George, living life on the lam, is nerve-racking. It doesn’t take long before the last one in your body is shot to hell. Even if you’ve mastered the game of making false IDs so good they can fool law enforcement (a skill you simply haven’t had the time to acquire) you’re still walking around as nervous as a ‘ho in church. Every time a police cruiser goes past, let alone if the cops pull up behind you, your sphincter muscle tightens up enough to make your ass watertight, and you’ll come within a heartbeat of your bladder betraying you.

If you do go running, always, and I do mean always, keep a clean change of underwear in your back pocket—you’ll never know when you’re going to need it.

And buy yourself a dog. That way maybe you can get some sleep, since if the law is closing in you can hope the dog will bark and alert you. Of course, you might not need the dog since your hearing will soon become so fine-tuned you’ll be able to hear a rat piss on cotton at 50 paces. You’ll be hearing things way out of the range of other human beings—you’ll be able to hear dog whistles, and, indeed, things that aren’t even there. It’s called paranoia, but hey, when they really are after you, it really isn’t paranoia, is it?

And when the reward gets high enough, don’t sleep at all. When it’s in the seven-figure range, trust no one. Men with teams of bloodhounds will be on you like a cheap suit.

And George, if that is you tweeting? Stop it if you decide to go off the grid. It’s just one more set of bread crumbs for the police to follow, and the award seekers.

There perhaps is one way to stay hidden if you make a run for it: Make it up to one of the white supremacists strongholds in and around Mountain Home, in southern Idaho. The feds will never admit it, but in certain neck of the woods, they’re not about to go in and try to execute a warrant no matter what crime you’re wanted for. It ain’t worth the firefight that would be ignited.
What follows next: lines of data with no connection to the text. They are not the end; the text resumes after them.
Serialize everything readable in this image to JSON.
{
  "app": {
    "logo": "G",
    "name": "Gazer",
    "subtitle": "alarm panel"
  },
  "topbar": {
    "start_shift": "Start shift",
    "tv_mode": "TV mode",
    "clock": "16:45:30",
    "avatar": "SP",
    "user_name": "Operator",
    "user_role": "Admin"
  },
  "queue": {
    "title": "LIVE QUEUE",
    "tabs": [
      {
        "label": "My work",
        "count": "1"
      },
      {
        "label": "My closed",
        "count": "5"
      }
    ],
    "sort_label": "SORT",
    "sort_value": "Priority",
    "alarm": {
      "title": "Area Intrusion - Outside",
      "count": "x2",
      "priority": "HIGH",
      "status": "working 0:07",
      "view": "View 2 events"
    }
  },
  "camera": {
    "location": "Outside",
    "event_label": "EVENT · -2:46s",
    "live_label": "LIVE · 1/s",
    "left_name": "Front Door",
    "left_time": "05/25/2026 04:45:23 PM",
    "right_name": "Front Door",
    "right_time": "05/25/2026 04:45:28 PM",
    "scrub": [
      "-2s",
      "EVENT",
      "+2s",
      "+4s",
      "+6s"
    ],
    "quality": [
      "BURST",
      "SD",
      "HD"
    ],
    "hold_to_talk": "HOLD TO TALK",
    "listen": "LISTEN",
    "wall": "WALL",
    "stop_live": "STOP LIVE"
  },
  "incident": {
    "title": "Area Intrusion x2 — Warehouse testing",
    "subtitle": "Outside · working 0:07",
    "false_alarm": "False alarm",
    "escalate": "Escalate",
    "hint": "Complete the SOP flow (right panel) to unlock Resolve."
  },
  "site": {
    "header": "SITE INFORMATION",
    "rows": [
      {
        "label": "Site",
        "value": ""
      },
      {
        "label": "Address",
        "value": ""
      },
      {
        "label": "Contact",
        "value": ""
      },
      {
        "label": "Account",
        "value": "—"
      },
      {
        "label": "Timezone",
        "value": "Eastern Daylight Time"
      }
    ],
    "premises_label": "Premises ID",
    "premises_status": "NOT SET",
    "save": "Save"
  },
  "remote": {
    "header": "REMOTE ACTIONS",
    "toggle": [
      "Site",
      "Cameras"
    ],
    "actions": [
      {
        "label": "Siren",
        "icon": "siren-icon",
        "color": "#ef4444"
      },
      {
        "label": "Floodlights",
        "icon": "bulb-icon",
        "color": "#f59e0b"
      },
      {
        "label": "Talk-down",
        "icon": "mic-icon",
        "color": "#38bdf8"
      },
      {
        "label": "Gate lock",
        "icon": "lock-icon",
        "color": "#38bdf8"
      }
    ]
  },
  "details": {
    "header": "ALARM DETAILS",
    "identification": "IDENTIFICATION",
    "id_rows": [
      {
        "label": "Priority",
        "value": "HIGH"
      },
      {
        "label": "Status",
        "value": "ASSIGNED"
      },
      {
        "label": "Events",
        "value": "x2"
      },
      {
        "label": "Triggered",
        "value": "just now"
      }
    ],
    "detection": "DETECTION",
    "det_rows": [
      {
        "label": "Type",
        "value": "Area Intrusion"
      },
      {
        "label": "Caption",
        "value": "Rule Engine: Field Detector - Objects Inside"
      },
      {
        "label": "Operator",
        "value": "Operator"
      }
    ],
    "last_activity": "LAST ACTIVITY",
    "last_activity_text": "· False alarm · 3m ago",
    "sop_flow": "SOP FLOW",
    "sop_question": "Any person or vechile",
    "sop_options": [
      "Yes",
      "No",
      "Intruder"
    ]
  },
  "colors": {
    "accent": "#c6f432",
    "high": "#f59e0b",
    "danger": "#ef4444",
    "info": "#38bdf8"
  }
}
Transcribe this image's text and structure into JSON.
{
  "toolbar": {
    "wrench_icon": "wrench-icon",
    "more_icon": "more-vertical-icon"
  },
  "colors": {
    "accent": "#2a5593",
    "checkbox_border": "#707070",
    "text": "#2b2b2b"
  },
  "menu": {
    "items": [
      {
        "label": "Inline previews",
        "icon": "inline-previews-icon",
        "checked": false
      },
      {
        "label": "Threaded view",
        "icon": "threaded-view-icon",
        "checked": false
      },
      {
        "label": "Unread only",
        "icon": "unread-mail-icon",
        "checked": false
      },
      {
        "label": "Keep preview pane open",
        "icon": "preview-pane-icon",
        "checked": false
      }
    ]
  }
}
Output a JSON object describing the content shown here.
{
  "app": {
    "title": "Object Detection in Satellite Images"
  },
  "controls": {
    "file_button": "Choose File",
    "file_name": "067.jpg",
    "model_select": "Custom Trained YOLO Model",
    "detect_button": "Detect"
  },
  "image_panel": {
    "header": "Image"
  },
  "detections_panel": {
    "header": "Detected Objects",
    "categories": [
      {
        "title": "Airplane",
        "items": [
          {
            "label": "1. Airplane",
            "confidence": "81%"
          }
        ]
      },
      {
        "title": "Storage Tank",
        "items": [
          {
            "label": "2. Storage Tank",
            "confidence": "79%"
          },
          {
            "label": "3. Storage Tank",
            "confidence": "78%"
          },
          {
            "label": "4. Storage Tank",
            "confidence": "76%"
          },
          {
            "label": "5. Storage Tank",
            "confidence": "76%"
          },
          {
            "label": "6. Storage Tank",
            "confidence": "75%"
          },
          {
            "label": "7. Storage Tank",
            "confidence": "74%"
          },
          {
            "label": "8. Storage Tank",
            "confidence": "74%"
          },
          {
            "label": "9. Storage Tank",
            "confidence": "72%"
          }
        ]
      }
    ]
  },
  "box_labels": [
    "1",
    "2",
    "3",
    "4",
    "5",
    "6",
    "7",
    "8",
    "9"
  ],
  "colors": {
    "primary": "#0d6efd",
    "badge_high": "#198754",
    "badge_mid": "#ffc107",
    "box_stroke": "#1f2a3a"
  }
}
Besides, with your killer creds you’d fit right in, at least until the reward gets big enough.